Google+
Close

The Corner

The one and only.

Ah-nold Moves On, Guns A-Blazing



Text  



 

I celebrated Inauguration Day in a rather contrarian manner: I went, this evening, to see a movie that has a cheerfully positive take on America’s love affair with guns. (Or — to use the puckish phrase Mark Steyn coined a few weeks ago, to satirize the conventional liberal view: “America’s gun-nut gun culture of gun-crazed gun kooks.”) The movie is The Last Stand, which features Arnold Schwarzenegger, in his first starring role since he retired from politics; and also a lot of shooting.  

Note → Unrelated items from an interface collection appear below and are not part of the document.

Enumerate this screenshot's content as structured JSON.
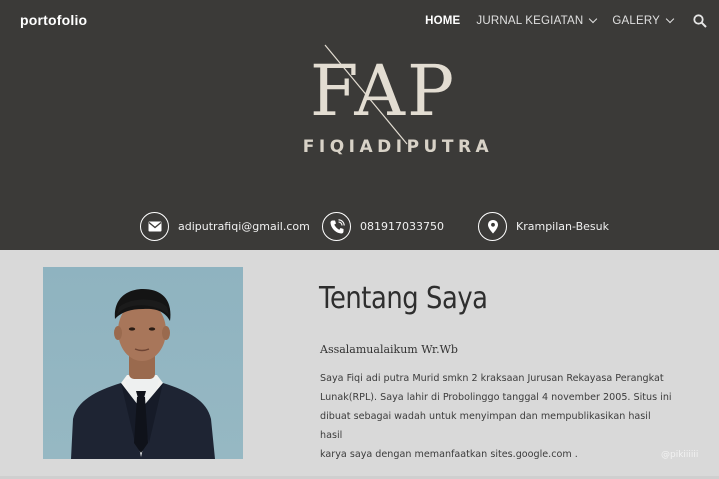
{
  "header": {
    "site_title": "portofolio",
    "nav": [
      {
        "label": "HOME",
        "active": true,
        "dropdown": false
      },
      {
        "label": "JURNAL KEGIATAN",
        "active": false,
        "dropdown": true
      },
      {
        "label": "GALERY",
        "active": false,
        "dropdown": true
      }
    ],
    "search_icon": "search-icon"
  },
  "hero": {
    "logo_mark": "FAP",
    "logo_name": "FIQIADIPUTRA",
    "contacts": [
      {
        "icon": "email-icon",
        "text": "adiputrafiqi@gmail.com"
      },
      {
        "icon": "phone-icon",
        "text": "081917033750"
      },
      {
        "icon": "location-icon",
        "text": "Krampilan-Besuk"
      }
    ]
  },
  "about": {
    "title": "Tentang Saya",
    "greeting": "Assalamualaikum Wr.Wb",
    "lines": [
      "Saya Fiqi adi putra Murid smkn 2 kraksaan Jurusan Rekayasa Perangkat",
      "Lunak(RPL). Saya lahir di Probolinggo tanggal 4 november 2005. Situs ini",
      "dibuat sebagai wadah untuk menyimpan dan mempublikasikan hasil hasil",
      "karya saya dengan memanfaatkan sites.google.com  ."
    ]
  },
  "watermark": "@pikiiiiii",
  "colors": {
    "hero_bg": "#3b3a38",
    "section_bg": "#d9d9d9",
    "logo": "#e3ddd2"
  }
}
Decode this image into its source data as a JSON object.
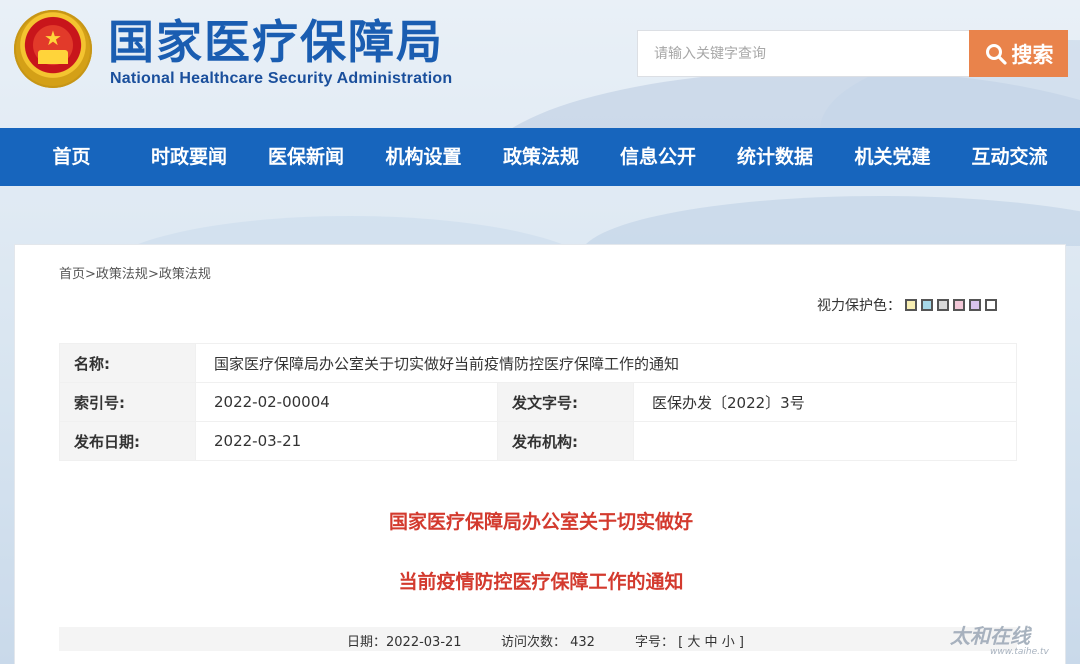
{
  "header": {
    "title_cn": "国家医疗保障局",
    "title_en": "National Healthcare Security Administration",
    "search_placeholder": "请输入关键字查询",
    "search_button": "搜索"
  },
  "nav": {
    "items": [
      "首页",
      "时政要闻",
      "医保新闻",
      "机构设置",
      "政策法规",
      "信息公开",
      "统计数据",
      "机关党建",
      "互动交流"
    ]
  },
  "breadcrumb": [
    "首页",
    ">",
    "政策法规",
    ">",
    "政策法规"
  ],
  "vision": {
    "label": "视力保护色：",
    "swatches": [
      "#f8efb4",
      "#a7d8e8",
      "#d9d9d9",
      "#f3c8d8",
      "#d9c4ec",
      "#ffffff"
    ]
  },
  "info": {
    "name_label": "名称:",
    "name_value": "国家医疗保障局办公室关于切实做好当前疫情防控医疗保障工作的通知",
    "index_label": "索引号:",
    "index_value": "2022-02-00004",
    "docno_label": "发文字号:",
    "docno_value": "医保办发〔2022〕3号",
    "date_label": "发布日期:",
    "date_value": "2022-03-21",
    "org_label": "发布机构:",
    "org_value": ""
  },
  "document": {
    "title_line1": "国家医疗保障局办公室关于切实做好",
    "title_line2": "当前疫情防控医疗保障工作的通知"
  },
  "meta": {
    "date": "日期：2022-03-21",
    "visits": "访问次数：  432",
    "font_size_label": "字号：",
    "font_open": "[",
    "font_large": "大",
    "font_medium": "中",
    "font_small": "小",
    "font_close": "]"
  },
  "watermark": {
    "text": "太和在线",
    "url": "www.taihe.tv"
  }
}
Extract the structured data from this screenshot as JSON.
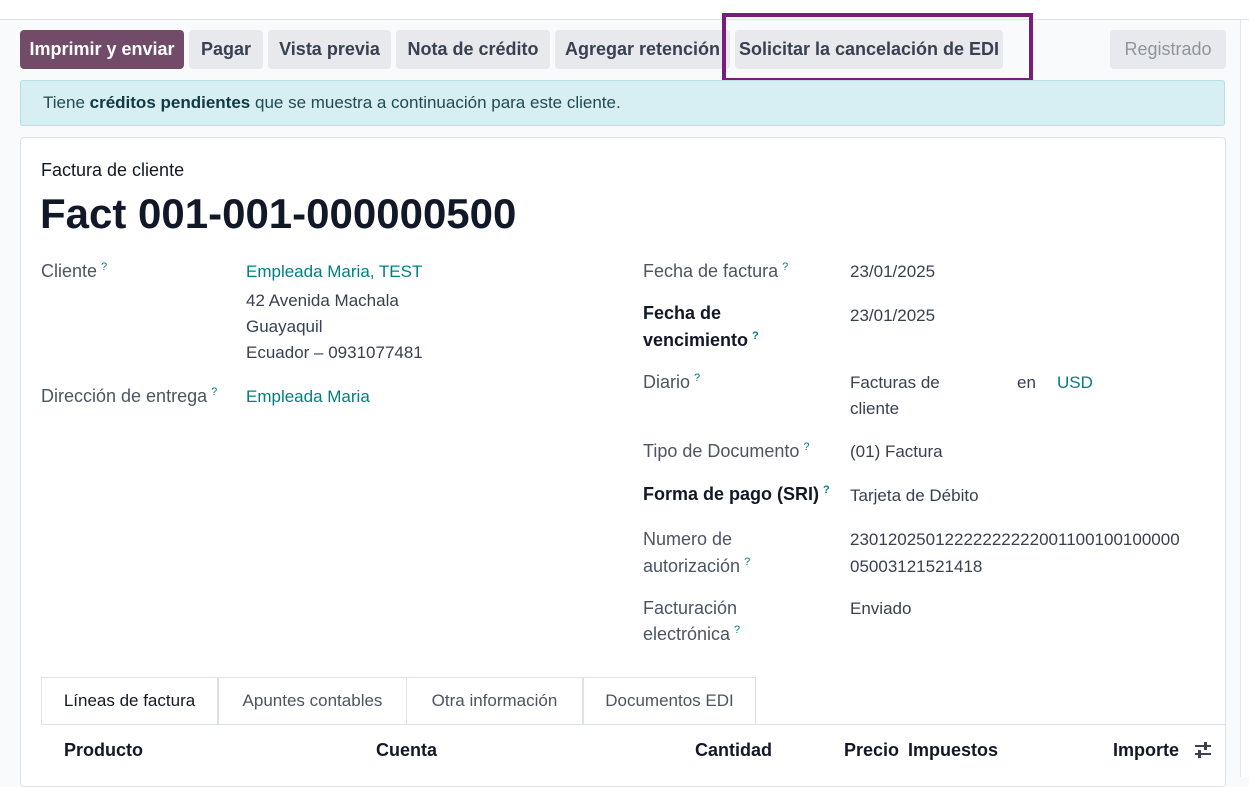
{
  "toolbar": {
    "print_send": "Imprimir y enviar",
    "pay": "Pagar",
    "preview": "Vista previa",
    "credit_note": "Nota de crédito",
    "add_withholding": "Agregar retención",
    "request_edi_cancel": "Solicitar la cancelación de EDI",
    "status": "Registrado"
  },
  "alert": {
    "prefix": "Tiene",
    "bold": "créditos pendientes",
    "suffix": "que se muestra a continuación para este cliente."
  },
  "invoice": {
    "type": "Factura de cliente",
    "number": "Fact 001-001-000000500"
  },
  "fields": {
    "customer_label": "Cliente",
    "customer_name": "Empleada Maria, TEST",
    "address_line1": "42 Avenida Machala",
    "address_line2": "Guayaquil",
    "address_line3": "Ecuador – 0931077481",
    "delivery_label": "Dirección de entrega",
    "delivery_value": "Empleada Maria",
    "invoice_date_label": "Fecha de factura",
    "invoice_date": "23/01/2025",
    "due_date_label_1": "Fecha de",
    "due_date_label_2": "vencimiento",
    "due_date": "23/01/2025",
    "journal_label": "Diario",
    "journal_value_1": "Facturas de",
    "journal_value_2": "cliente",
    "journal_in": "en",
    "currency": "USD",
    "doc_type_label": "Tipo de Documento",
    "doc_type": "(01) Factura",
    "payment_method_label": "Forma de pago (SRI)",
    "payment_method": "Tarjeta de Débito",
    "auth_label_1": "Numero de",
    "auth_label_2": "autorización",
    "auth_number_1": "23012025012222222222001100100100000",
    "auth_number_2": "05003121521418",
    "einvoice_label_1": "Facturación",
    "einvoice_label_2": "electrónica",
    "einvoice_status": "Enviado",
    "help_mark": "?"
  },
  "tabs": [
    "Líneas de factura",
    "Apuntes contables",
    "Otra información",
    "Documentos EDI"
  ],
  "table": {
    "columns": [
      "Producto",
      "Cuenta",
      "Cantidad",
      "Precio",
      "Impuestos",
      "Importe"
    ]
  },
  "colors": {
    "primary": "#714b67",
    "link": "#017e84",
    "highlight": "#7a1d7a",
    "alert_bg": "#d7eef2"
  },
  "icons": {
    "optional_columns": "sliders-icon"
  }
}
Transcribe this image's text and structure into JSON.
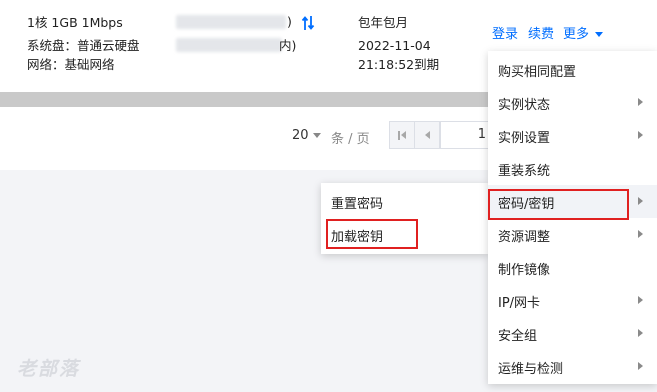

Arnold plays a sheriff in a small town on the Mexican border who has to stop a drug kingpin from escaping into Mexico. The drug lord has fancy technology and massive firepower at his command; up against him, Arnold has only a handful of green deputies and local misfits. In other words, the plot follows some well-worn tracks of small-town Westerns and action movies. The script is full of clichés; the performances are just about uniformly awful; and the violence is gory and cartoonish. But the film manages to be great fun, in part because the viewer remains in continual doubt as to how much of the movie’s badness is intentional.  (Another important element is that Schwarzenegger still has a very likeable screen presence — quite an achievement, given his widely reported personal and political foibles.)

Schwarzenegger never actually winks at the audience, as if to say, “This is a parody of bad movies”; but the clunkers come one after another so relentlessly that the suspicion deepens. So is this a legitimately bad movie, or a put-on? My own guess is that it’s the latter, the most deadpan spoof imaginable. The audience I saw it with in midtown Manhattan was laughing throughout, but it’s hard to tell in the dark whether the laughter was with or at the film. In short, I don’t have a final answer on that. I do know that I enjoyed it, and that if you like over-the-top action movies, you probably will too. I’m pretty confident that The Last Stand will (a) be on a lot of critics’ ten-worst lists for 2013 and (b) become something of a cult favorite in years to come.



Text  


Sign up for free NRO e-mails today:

Subscribe to National Review